··· EXTRACTED MATERIAL

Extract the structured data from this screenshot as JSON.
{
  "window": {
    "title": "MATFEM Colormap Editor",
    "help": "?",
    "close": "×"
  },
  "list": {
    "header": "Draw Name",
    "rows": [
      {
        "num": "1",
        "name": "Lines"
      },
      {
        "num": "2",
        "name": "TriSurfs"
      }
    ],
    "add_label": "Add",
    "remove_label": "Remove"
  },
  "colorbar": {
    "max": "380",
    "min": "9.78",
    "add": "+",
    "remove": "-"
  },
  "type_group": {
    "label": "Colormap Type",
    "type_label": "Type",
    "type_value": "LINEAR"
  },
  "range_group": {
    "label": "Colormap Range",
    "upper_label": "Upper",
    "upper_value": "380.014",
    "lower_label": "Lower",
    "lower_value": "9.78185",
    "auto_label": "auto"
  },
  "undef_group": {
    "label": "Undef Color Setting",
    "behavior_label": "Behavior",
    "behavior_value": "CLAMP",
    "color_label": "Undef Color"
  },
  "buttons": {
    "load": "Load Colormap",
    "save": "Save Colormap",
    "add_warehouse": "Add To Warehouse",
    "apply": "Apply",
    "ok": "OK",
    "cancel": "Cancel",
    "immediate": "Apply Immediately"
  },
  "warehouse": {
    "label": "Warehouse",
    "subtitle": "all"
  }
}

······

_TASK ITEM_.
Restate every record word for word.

_EXERCISE RESULT_.
Extract the structured data from this screenshot as JSON.
{
  "window": {
    "title": "MATFEM Colormap Editor",
    "help": "?",
    "close": "×"
  },
  "list": {
    "header": "Draw Name",
    "rows": [
      {
        "num": "1",
        "name": "Lines"
      },
      {
        "num": "2",
        "name": "TriSurfs"
      }
    ],
    "add_label": "Add",
    "remove_label": "Remove"
  },
  "colorbar": {
    "max": "380",
    "min": "9.78",
    "add": "+",
    "remove": "-"
  },
  "type_group": {
    "label": "Colormap Type",
    "type_label": "Type",
    "type_value": "LINEAR"
  },
  "range_group": {
    "label": "Colormap Range",
    "upper_label": "Upper",
    "upper_value": "380.014",
    "lower_label": "Lower",
    "lower_value": "9.78185",
    "auto_label": "auto"
  },
  "undef_group": {
    "label": "Undef Color Setting",
    "behavior_label": "Behavior",
    "behavior_value": "CLAMP",
    "color_label": "Undef Color"
  },
  "buttons": {
    "load": "Load Colormap",
    "save": "Save Colormap",
    "add_warehouse": "Add To Warehouse",
    "apply": "Apply",
    "ok": "OK",
    "cancel": "Cancel",
    "immediate": "Apply Immediately"
  },
  "warehouse": {
    "label": "Warehouse",
    "subtitle": "all"
  }
}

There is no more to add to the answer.